Non-humans seem to have no interest whatsoever in books other than to live in them. Under preconditioned circumstances there are two exceptions only: Anobioum Punctatum (the larveae) and Blatella Germanica L..

Extreme circumstances may force others into nibbeling, but they never really eat books: Lepisma saccharina, Stegobium paniceum L., Ptinidae, Dermestidae, and such: Dogs being bored senseless and animals in a zoo may have pleasant hours with even a simple pocket book.

Then again cats cannot even distinct absolute boredom from their usual life, so they could be cept for bookshelf decoration. Only last year I had an experimental display of 'Fishbooks' in the garden of my workshop: well . . ., I may hate the many 'next door cats' whose owners do not seem to be able to make any sort of an effort to 'connect' with them, so they cannot but chase birds in my garden,; but now salvation is nigh: these lazy creatures, that I have never ever seen actually catching only one of the many mice here, are scared shitless from salmon.

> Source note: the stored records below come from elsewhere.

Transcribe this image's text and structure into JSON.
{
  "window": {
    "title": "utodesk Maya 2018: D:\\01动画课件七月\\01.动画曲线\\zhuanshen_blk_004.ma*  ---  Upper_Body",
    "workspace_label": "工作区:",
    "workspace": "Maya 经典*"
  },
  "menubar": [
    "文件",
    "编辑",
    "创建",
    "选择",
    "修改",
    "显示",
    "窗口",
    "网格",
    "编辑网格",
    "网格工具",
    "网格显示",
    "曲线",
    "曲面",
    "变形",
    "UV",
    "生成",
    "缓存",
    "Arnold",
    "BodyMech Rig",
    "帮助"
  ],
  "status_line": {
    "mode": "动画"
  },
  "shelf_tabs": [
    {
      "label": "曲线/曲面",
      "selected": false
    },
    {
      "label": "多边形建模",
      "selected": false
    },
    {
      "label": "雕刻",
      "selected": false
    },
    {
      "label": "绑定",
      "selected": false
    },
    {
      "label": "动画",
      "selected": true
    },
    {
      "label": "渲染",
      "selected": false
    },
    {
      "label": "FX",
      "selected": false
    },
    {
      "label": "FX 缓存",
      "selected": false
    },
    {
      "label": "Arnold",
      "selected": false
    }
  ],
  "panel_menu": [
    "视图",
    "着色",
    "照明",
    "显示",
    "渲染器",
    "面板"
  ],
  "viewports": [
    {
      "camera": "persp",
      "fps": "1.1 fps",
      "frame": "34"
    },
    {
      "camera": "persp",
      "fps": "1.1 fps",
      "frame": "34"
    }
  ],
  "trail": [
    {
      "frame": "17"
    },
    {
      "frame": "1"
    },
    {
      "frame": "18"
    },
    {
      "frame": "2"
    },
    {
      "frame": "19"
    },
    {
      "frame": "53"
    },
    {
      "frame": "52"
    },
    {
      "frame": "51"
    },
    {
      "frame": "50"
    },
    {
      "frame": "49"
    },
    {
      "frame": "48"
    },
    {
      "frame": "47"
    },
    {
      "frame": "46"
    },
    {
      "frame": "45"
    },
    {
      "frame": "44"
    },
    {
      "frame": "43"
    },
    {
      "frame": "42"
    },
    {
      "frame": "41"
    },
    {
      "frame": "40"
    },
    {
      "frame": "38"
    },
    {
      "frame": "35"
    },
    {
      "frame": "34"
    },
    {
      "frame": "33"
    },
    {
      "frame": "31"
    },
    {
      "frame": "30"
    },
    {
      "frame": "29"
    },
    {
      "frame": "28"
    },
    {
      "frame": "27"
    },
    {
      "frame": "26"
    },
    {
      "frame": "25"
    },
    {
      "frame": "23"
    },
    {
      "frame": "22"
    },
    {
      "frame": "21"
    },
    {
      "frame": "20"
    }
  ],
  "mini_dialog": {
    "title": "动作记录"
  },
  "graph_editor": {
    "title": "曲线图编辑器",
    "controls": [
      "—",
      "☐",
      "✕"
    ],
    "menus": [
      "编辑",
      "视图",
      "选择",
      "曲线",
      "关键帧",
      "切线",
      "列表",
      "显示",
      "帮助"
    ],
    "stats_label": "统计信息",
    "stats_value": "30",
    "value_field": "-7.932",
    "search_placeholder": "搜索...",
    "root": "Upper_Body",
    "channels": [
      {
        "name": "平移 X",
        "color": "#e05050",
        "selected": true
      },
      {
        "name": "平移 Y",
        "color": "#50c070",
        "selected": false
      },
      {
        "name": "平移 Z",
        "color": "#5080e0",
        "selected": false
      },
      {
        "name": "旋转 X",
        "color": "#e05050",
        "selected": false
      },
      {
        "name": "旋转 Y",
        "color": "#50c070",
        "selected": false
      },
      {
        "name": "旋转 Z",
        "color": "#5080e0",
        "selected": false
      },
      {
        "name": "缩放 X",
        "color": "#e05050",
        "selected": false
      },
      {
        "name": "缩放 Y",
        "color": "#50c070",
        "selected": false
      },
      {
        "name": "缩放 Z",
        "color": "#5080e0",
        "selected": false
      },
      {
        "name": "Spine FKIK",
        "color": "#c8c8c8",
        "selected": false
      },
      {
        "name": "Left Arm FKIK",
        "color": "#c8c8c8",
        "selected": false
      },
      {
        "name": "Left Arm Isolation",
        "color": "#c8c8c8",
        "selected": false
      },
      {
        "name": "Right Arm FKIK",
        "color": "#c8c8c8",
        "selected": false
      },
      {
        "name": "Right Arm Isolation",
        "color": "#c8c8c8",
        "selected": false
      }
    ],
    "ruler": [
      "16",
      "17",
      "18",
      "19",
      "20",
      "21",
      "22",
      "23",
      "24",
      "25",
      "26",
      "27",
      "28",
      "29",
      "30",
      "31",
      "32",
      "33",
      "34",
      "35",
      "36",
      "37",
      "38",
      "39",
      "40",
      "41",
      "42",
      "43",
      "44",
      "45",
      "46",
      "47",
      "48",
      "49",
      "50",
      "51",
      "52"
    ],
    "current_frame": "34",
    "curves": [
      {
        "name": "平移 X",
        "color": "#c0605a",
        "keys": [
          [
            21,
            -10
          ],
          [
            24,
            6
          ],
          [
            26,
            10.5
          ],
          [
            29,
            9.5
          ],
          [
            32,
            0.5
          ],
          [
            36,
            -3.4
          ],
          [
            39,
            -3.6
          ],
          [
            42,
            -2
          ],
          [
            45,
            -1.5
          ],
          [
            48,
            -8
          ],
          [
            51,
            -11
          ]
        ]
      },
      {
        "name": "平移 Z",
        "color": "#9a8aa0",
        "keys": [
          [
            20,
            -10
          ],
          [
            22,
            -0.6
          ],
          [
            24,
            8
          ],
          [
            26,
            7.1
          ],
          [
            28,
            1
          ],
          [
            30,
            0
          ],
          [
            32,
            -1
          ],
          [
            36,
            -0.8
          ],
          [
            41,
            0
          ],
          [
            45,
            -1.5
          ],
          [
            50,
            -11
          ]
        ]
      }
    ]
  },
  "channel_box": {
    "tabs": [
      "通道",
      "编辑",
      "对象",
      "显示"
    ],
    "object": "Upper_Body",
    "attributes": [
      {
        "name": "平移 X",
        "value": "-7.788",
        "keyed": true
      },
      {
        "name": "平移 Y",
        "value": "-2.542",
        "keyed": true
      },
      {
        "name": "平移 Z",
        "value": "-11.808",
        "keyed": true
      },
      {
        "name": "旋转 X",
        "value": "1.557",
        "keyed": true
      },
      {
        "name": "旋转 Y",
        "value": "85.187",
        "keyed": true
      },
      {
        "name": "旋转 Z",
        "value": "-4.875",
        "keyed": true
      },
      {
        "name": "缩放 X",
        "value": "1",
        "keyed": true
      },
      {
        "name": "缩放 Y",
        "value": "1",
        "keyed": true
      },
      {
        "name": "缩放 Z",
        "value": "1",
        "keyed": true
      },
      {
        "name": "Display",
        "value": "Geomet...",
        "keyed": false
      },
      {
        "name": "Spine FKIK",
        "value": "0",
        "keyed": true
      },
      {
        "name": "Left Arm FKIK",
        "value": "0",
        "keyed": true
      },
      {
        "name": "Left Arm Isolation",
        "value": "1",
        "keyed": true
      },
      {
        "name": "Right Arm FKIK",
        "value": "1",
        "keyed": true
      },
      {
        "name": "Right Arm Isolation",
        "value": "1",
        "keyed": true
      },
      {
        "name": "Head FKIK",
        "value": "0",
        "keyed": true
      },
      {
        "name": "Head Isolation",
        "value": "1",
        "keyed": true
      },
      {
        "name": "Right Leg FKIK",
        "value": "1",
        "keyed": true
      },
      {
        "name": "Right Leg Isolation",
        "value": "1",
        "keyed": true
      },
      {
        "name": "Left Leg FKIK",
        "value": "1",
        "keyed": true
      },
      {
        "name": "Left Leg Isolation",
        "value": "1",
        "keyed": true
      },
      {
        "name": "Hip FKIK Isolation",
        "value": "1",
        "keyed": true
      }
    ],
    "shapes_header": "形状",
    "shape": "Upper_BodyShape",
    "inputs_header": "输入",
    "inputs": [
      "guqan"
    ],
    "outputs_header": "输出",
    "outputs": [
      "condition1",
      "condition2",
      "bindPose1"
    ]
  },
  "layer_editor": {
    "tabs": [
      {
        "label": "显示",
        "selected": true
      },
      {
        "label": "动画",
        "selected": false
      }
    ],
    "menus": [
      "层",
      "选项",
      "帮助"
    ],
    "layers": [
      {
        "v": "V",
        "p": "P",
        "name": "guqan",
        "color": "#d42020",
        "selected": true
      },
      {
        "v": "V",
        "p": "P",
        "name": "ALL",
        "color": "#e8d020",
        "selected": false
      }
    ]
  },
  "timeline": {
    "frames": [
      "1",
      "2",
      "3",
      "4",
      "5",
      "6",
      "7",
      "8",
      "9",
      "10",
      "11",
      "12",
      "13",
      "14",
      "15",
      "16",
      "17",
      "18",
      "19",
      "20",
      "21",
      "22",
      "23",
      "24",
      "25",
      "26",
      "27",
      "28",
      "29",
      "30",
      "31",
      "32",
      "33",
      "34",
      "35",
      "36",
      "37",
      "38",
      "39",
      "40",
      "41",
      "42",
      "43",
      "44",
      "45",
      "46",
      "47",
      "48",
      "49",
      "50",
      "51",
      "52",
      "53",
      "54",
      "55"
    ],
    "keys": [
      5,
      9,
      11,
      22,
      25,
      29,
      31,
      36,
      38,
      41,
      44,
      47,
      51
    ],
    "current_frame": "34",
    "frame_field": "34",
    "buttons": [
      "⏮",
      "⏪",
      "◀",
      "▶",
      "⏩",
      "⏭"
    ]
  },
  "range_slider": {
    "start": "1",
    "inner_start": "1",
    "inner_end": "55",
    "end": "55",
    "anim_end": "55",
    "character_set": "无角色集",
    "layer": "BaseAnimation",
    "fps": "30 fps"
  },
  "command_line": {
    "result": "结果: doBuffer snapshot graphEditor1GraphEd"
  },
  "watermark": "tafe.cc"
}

In order to help untidy books in defending themselves against 'horribles' there is a whole family of Cheliferidae; we may not particularly like them, but one cannot be too choosy in these matters.

Rats, mice and such may like the book materials for nesting purposes, but they would only eat the leather and glue bits.

There is of course something changing at the printers, a whole range of smelling inks: what I am waiting for is the tasting ink so that I could make my illustrated bible for the blind; the apostles being identified by their feet: I am sure pictures of the Wedding at Canaan, the story of the Rich Man Forced to Ask in the Local Have-Nots, and probably even The last Supper (mostly depicted as something of a board meeting, so not much for food really) would at last ask the animals in to indulge in their first proper book.